Towards the end of 1609, John Smith had been badly hurt in an accident with gunpowder – some versions of the story suggest it was no accident – and had to return to England for proper medical treatment. Coincidental or not, his departure saw a breakdown in relations between colonists and natives, and the beginning of intermittent war between them. Matoaka’s visits to the settlement became less frequent and eventually stopped altogether. According to Smith’s journal, she had been told he was dead, and when they met again in 1616 in London ‘she was at first too overcome with emotion to speak’.
We know very little about Matoaka’s life during the next three years. She may have married a tribesman, and been widowed. However, in 1613, Samuel Argall, an Englishman on a trading mission, devised a plan to kidnap her and hold her as a bargaining tool in the war. He lured her aboard his ship and brought her to Jamestown. Later, the British took her to the settlement at Henrico, where she and Rolfe met in 1614. Rolfe had meantime enjoyed some success with tobacco planting, while Matoaka had taken instruction in reading and speaking English and in the Christian religion.

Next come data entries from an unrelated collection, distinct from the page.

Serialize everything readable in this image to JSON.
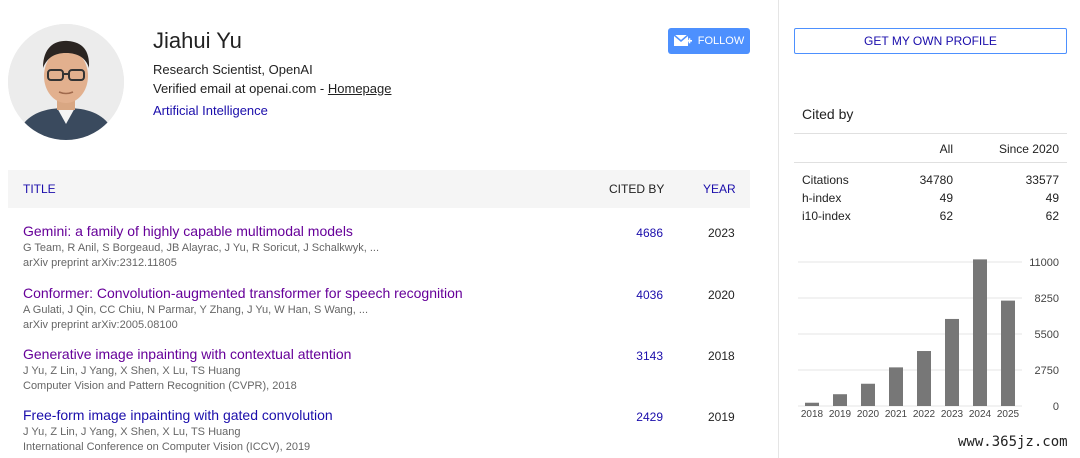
{
  "profile": {
    "name": "Jiahui Yu",
    "affiliation": "Research Scientist, OpenAI",
    "email_text": "Verified email at openai.com - ",
    "homepage_label": "Homepage",
    "interest": "Artificial Intelligence",
    "follow_label": "FOLLOW"
  },
  "table": {
    "col_title": "TITLE",
    "col_cited": "CITED BY",
    "col_year": "YEAR",
    "rows": [
      {
        "title": "Gemini: a family of highly capable multimodal models",
        "authors": "G Team, R Anil, S Borgeaud, JB Alayrac, J Yu, R Soricut, J Schalkwyk, ...",
        "venue": "arXiv preprint arXiv:2312.11805",
        "cited": "4686",
        "year": "2023"
      },
      {
        "title": "Conformer: Convolution-augmented transformer for speech recognition",
        "authors": "A Gulati, J Qin, CC Chiu, N Parmar, Y Zhang, J Yu, W Han, S Wang, ...",
        "venue": "arXiv preprint arXiv:2005.08100",
        "cited": "4036",
        "year": "2020"
      },
      {
        "title": "Generative image inpainting with contextual attention",
        "authors": "J Yu, Z Lin, J Yang, X Shen, X Lu, TS Huang",
        "venue": "Computer Vision and Pattern Recognition (CVPR), 2018",
        "cited": "3143",
        "year": "2018"
      },
      {
        "title": "Free-form image inpainting with gated convolution",
        "authors": "J Yu, Z Lin, J Yang, X Shen, X Lu, TS Huang",
        "venue": "International Conference on Computer Vision (ICCV), 2019",
        "cited": "2429",
        "year": "2019"
      }
    ]
  },
  "sidebar": {
    "profile_button": "GET MY OWN PROFILE",
    "cited_by_title": "Cited by",
    "col_all": "All",
    "col_since": "Since 2020",
    "stats": [
      {
        "label": "Citations",
        "all": "34780",
        "since": "33577"
      },
      {
        "label": "h-index",
        "all": "49",
        "since": "49"
      },
      {
        "label": "i10-index",
        "all": "62",
        "since": "62"
      }
    ]
  },
  "chart_data": {
    "type": "bar",
    "categories": [
      "2018",
      "2019",
      "2020",
      "2021",
      "2022",
      "2023",
      "2024",
      "2025"
    ],
    "values": [
      250,
      900,
      1700,
      2950,
      4200,
      6650,
      11200,
      8050
    ],
    "yticks": [
      "11000",
      "8250",
      "5500",
      "2750",
      "0"
    ],
    "ylim": [
      0,
      11000
    ],
    "bar_color": "#777777"
  },
  "watermark": "www.365jz.com",
  "colors": {
    "link": "#1a0dab",
    "visited": "#660099",
    "button": "#4d90fe"
  }
}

Rolfe, though ‘no way led (so farre forth as mans weakenesse may permit) with the unbridled desire of carnall affection,’ confessed to a genuine affection for Matoaka, and wrote to the governor of the colony requesting permission to marry her. With our modern cynicism we may doubt his motives, yet his letter rings true, that his overriding concerns were ‘the good of this plantation … the honour of our countrie … the glory of God … and for the converting to the true knowledge of God and Jesus Christ, an unbeleeving creature’.
What Pocahontas thought of the arrangement we shall never truly know. Motivated perhaps by admiration for the tobacco planter, or by hopes of an alliance that would bring peace between the colonists and her people, she acquiesced. She was baptised into the Christian faith, adopted the name Rebecca, and married John Rolfe in Jamestown on April 5, 1614.
Part 3 will follow in a day or two.